It’s officially winter and one of the wettest ones on record. Let’s find out what’s in season this month!
Winter fruits are all about the basics – rather than enjoying loads of variety, enjoy the quality and consistency of the basics such as Apples and Citrus.
This is the best time of year to eat a truly spectacular Apple and you have so many varieties to choose from. Pears are the same, take the time to savour the ordinary and get creative with them.
When we think of winter, we think Citrus and there is lots to get excited about at this time of year. Lemons are coming on strong, Mandarins have just started, Navel Oranges are on, and Cara Cara will start soon. Tangelos from North Qld are in abundance and Pomelos will start towards the end of the month. Limes are in abundance with good quality and great prices.
Citrus fruits don’t really like to get wet. So, while there are plenty around now, expect a shorter than average season, with higher prices and lower quality.
Strawberries and Blueberries have been hit hard by the weather and will stay in short supply for the whole month, or until everything has dried out.
The availability of Rockmelon, Watermelon and Papaya will improve throughout the month and there will be reasonable quantities of Dragon Fruit and Pomegranates early in the month.
Winter is usually the peak vegetable growing season for Queensland, with the full range of Brassicas coming out of the Brisbane and Lockyer Valley areas. We would normally see great quality Cabbages, Brussel Sprouts, Broccoli, and Cauliflower, all at good prices.
But not this year unfortunately. Vegetables will be very short, the quality will be rain-impacted and prices will be high as a result. Broccoli for example is trading at approximately double the price it usually is for this time of year. Zucchini, Cucumber and Celery are seeing similar shortages and similar price rises. A lot of the Queensland growers have flooded twice this year, with massive stock losses. Also, it has been too wet for them to replant.
Queensland Carrots and Potatoes are due to start by mid-June. We are predicting shortages and quality issues with both lines. Carrots fare slightly better in saturated ground, but the potatoes will degrade quickly in those conditions. Tomatoes from North Queensland have started and pretty much finished due to the wet, as have Eggplant, Zucchini and to a lesser extent Capsicum.
Southern Onions have pretty much finished for the season, while Queensland onions aren’t great this year for all the reasons previously mentioned.
Short story is, I am not speaking to any farmers who are enjoying 2022 – we have seen record breaking rain and unseasonably cold temperatures.
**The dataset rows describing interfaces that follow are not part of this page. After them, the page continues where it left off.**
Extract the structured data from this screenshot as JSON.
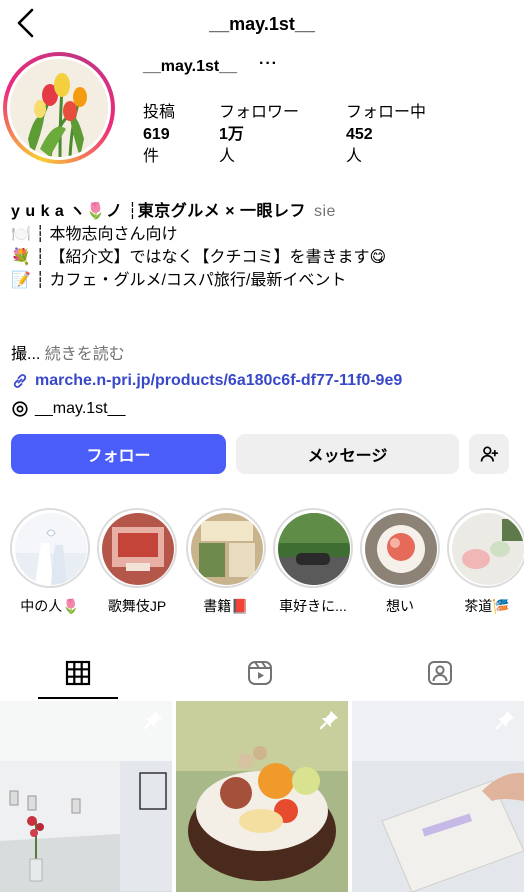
{
  "header": {
    "title": "__may.1st__",
    "back_icon": "chevron-left-icon"
  },
  "profile": {
    "username": "__may.1st__",
    "more_label": "···",
    "stats": {
      "posts_label": "投稿",
      "posts_value": "619",
      "posts_unit": "件",
      "followers_label": "フォロワー",
      "followers_value": "1万",
      "followers_unit": "人",
      "following_label": "フォロー中",
      "following_value": "452",
      "following_unit": "人"
    }
  },
  "bio": {
    "name": "y u k a ヽ🌷ノ ┆東京グルメ × 一眼レフ",
    "pronoun": "sie",
    "lines": [
      "🍽️ ┆ 本物志向さん向け",
      "💐 ┆ 【紹介文】ではなく【クチコミ】を書きます😋",
      "📝 ┆ カフェ・グルメ/コスパ旅行/最新イベント"
    ],
    "truncated_text": "撮...",
    "read_more": "続きを読む"
  },
  "link": {
    "text": "marche.n-pri.jp/products/6a180c6f-df77-11f0-9e9"
  },
  "threads": {
    "text": "__may.1st__"
  },
  "actions": {
    "follow": "フォロー",
    "message": "メッセージ"
  },
  "highlights": [
    {
      "label": "中の人🌷"
    },
    {
      "label": "歌舞伎JP"
    },
    {
      "label": "書籍📕"
    },
    {
      "label": "車好きに..."
    },
    {
      "label": "想い"
    },
    {
      "label": "茶道🎏"
    }
  ],
  "tabs": [
    "grid-icon",
    "reels-icon",
    "tagged-icon"
  ],
  "colors": {
    "follow": "#4a5df9",
    "link": "#3848c9",
    "secondary_text": "#737373"
  }
}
This is when we are reminded where our food comes from, and the difficulties faced by those who produce it. I believe we will see produce shortages in June and they will continue until the southern guys start their seasons at the end of winter.
We can reduce how we are impacted in the meantime by being more forgiving on quality and more expansive and flexible in what we choose to eat. It’s important to support local growers come rain or shine, but here’s hoping we see plenty of the latter in the months ahead.
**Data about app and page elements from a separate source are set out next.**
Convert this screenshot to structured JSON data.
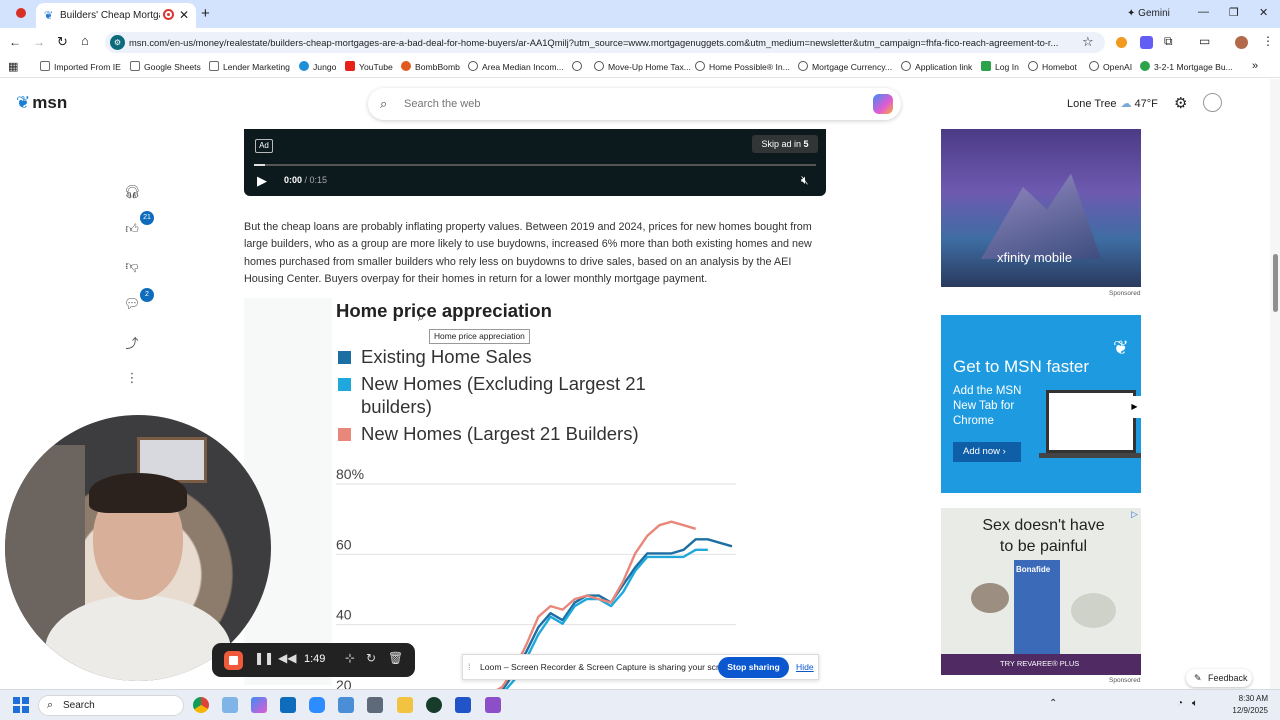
{
  "browser": {
    "tab_title": "Builders' Cheap Mortgages",
    "new_tab": "+",
    "gemini_label": "Gemini",
    "url": "msn.com/en-us/money/realestate/builders-cheap-mortgages-are-a-bad-deal-for-home-buyers/ar-AA1Qmilj?utm_source=www.mortgagenuggets.com&utm_medium=newsletter&utm_campaign=fhfa-fico-reach-agreement-to-r...",
    "bookmarks": [
      {
        "label": "Imported From IE",
        "color": "#6b6b6b"
      },
      {
        "label": "Google Sheets",
        "color": "#6b6b6b"
      },
      {
        "label": "Lender Marketing",
        "color": "#6b6b6b"
      },
      {
        "label": "Jungo",
        "color": "#1c8fd6"
      },
      {
        "label": "YouTube",
        "color": "#e62117"
      },
      {
        "label": "BombBomb",
        "color": "#e2591d"
      },
      {
        "label": "Area Median Incom...",
        "color": "#555555"
      },
      {
        "label": "Move-Up Home Tax...",
        "color": "#555555"
      },
      {
        "label": "Home Possible® In...",
        "color": "#555555"
      },
      {
        "label": "Mortgage Currency...",
        "color": "#555555"
      },
      {
        "label": "Application link",
        "color": "#555555"
      },
      {
        "label": "Log In",
        "color": "#2aa34a"
      },
      {
        "label": "Homebot",
        "color": "#555555"
      },
      {
        "label": "OpenAI",
        "color": "#555555"
      },
      {
        "label": "3-2-1 Mortgage Bu...",
        "color": "#2aa34a"
      }
    ]
  },
  "msn": {
    "logo": "msn",
    "search_placeholder": "Search the web",
    "location": "Lone Tree",
    "temperature": "47°F"
  },
  "left_rail": {
    "like_count": "21",
    "comment_count": "2"
  },
  "video": {
    "ad_label": "Ad",
    "skip_label": "Skip ad in",
    "skip_seconds": "5",
    "time_current": "0:00",
    "time_total": "/ 0:15",
    "progress_fraction": 0.02
  },
  "article": {
    "paragraph": "But the cheap loans are probably inflating property values. Between 2019 and 2024, prices for new homes bought from large builders, who as a group are more likely to use buydowns, increased 6% more than both existing homes and new homes purchased from smaller builders who rely less on buydowns to drive sales, based on an analysis by the AEI Housing Center. Buyers overpay for their homes in return for a lower monthly mortgage payment."
  },
  "chart_data": {
    "type": "line",
    "title": "Home price appreciation",
    "tooltip": "Home price appreciation",
    "ylim": [
      20,
      80
    ],
    "yticks": [
      {
        "value": 80,
        "label": "80%"
      },
      {
        "value": 60,
        "label": "60"
      },
      {
        "value": 40,
        "label": "40"
      },
      {
        "value": 20,
        "label": "20"
      }
    ],
    "x": [
      0,
      1,
      2,
      3,
      4,
      5,
      6,
      7,
      8,
      9,
      10,
      11,
      12,
      13,
      14,
      15,
      16,
      17,
      18,
      19,
      20
    ],
    "series": [
      {
        "name": "Existing Home Sales",
        "color": "#1d6fa3",
        "values": [
          18,
          19,
          24,
          30,
          37,
          41,
          39,
          44,
          46,
          46,
          44,
          49,
          54,
          58,
          58,
          58,
          59,
          62,
          62,
          61,
          60
        ]
      },
      {
        "name": "New Homes (Excluding Largest 21 builders)",
        "color": "#1ea8dc",
        "values": [
          17,
          18,
          22,
          28,
          35,
          40,
          38,
          43,
          45,
          45,
          43,
          47,
          53,
          57,
          57,
          57,
          57,
          59,
          59,
          null,
          null
        ]
      },
      {
        "name": "New Homes (Largest 21 Builders)",
        "color": "#e8877a",
        "values": [
          18,
          20,
          25,
          32,
          40,
          43,
          42,
          45,
          46,
          45,
          44,
          50,
          58,
          63,
          66,
          67,
          66,
          65,
          null,
          null,
          null
        ]
      }
    ]
  },
  "ads": {
    "sponsored_label": "Sponsored",
    "ad1_brand": "xfinity mobile",
    "ad2_headline": "Get to MSN faster",
    "ad2_body": "Add the MSN New Tab for Chrome",
    "ad2_button": "Add now",
    "ad3_headline": "Sex doesn't have to be painful",
    "ad3_brand": "Bonafide",
    "ad3_cta": "TRY REVAREE® PLUS"
  },
  "recorder": {
    "timer": "1:49",
    "share_message": "Loom – Screen Recorder & Screen Capture is sharing your screen.",
    "stop_sharing": "Stop sharing",
    "hide": "Hide"
  },
  "feedback_label": "Feedback",
  "taskbar": {
    "search": "Search",
    "time": "8:30 AM",
    "date": "12/9/2025"
  }
}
Enjoy the cooler weather in June, and remember to eat all of your colours!
The Team at United Organics